A landmark investigation has been launched into labour hire practices in Australia after alarming findings published in ABC's Four Corners program. The Four Corners report was followed by a spate of revelations from the vegetable and poultry industry about the misuse of labour hire workers. The Victorian government is currently scrutinising unlawful sham contracting, visa violations and the undercutting of minimum employment standards across a range of different industry sectors. This article outlines some of the possible outcomes of this investigation.
What is the Inquiry considering?
The Inquiry will consider the impact of tougher regulations for the state's labour hire industry, including the introduction of a licensing system under which labour hire firms will be forced to comply with certain conditions in order to maintain accreditation.
What might this licensing system look like?
There are many trade unions that have welcomed the suggestion, citing extensive mistreatment of labour hire workers at the hands of labour hire firms. Indeed, some union representatives have expanded on the idea of a licensing system, suggesting that a Fit and Proper Person test may be required, or a monetary bond that labour hire companies must pay in order to outsource workers.
What other options are there?

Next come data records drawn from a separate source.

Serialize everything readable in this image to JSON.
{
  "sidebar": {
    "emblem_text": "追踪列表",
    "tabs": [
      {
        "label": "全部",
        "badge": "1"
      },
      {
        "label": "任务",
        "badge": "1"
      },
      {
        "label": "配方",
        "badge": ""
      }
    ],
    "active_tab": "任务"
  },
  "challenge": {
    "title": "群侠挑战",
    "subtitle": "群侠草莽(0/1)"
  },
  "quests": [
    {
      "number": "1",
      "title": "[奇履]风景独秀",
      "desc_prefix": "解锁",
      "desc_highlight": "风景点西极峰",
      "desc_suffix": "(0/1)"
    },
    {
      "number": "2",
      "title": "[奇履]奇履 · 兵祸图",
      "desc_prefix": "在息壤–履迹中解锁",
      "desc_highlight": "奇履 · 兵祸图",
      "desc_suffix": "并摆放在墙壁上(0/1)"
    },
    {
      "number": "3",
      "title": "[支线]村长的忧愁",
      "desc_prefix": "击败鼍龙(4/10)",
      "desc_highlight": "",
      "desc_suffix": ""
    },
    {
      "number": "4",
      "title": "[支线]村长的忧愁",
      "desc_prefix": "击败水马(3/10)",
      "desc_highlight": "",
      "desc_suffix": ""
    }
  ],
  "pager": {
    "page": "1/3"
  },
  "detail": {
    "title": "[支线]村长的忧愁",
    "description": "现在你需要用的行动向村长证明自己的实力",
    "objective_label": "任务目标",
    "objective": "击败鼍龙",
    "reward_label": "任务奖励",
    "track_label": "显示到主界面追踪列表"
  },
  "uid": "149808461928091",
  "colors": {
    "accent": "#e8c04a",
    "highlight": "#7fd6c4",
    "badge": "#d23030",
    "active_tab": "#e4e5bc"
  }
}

However, there have also been business leaders who have opposed the idea. ITCRA's Julie Mills and Australian Industry Group's Stephen Smith, for example, have both identified that the solution lies in compliance and enforcement, not in increased regulation. Whilst Smith champions the Employment Services Industry Code that is currently being developed by the RCSA, CEO of ITCRA Julie Mills states that the current legislative frameworks that apply (at least to white collar ICT professionals) are "complex and onerous" enough. She cautioned that "[s]uch regulation, if considered, must not create a regime for Victoria which could impact the productivity and effectiveness of Victorian industry and business in general." According to Mills, ITCRA members have indicated that licensing (where it does exist) does not deliver regulation in a form that makes a difference. Instead, Mills proposes that more businesses should support education and business tools, and points to ITCRA's commitment to industry standards like the People and Talent Management Standard. The standard consists of modules that capture key business areas such as safety, privacy, immigration, recruitment, talent management and quality (process and procedure). Do you have an opinion? Certex International welcomes any comments that our clients and readers may have on the matter. We will endeavour to channel your opinions into productive discussions for the Inquiry.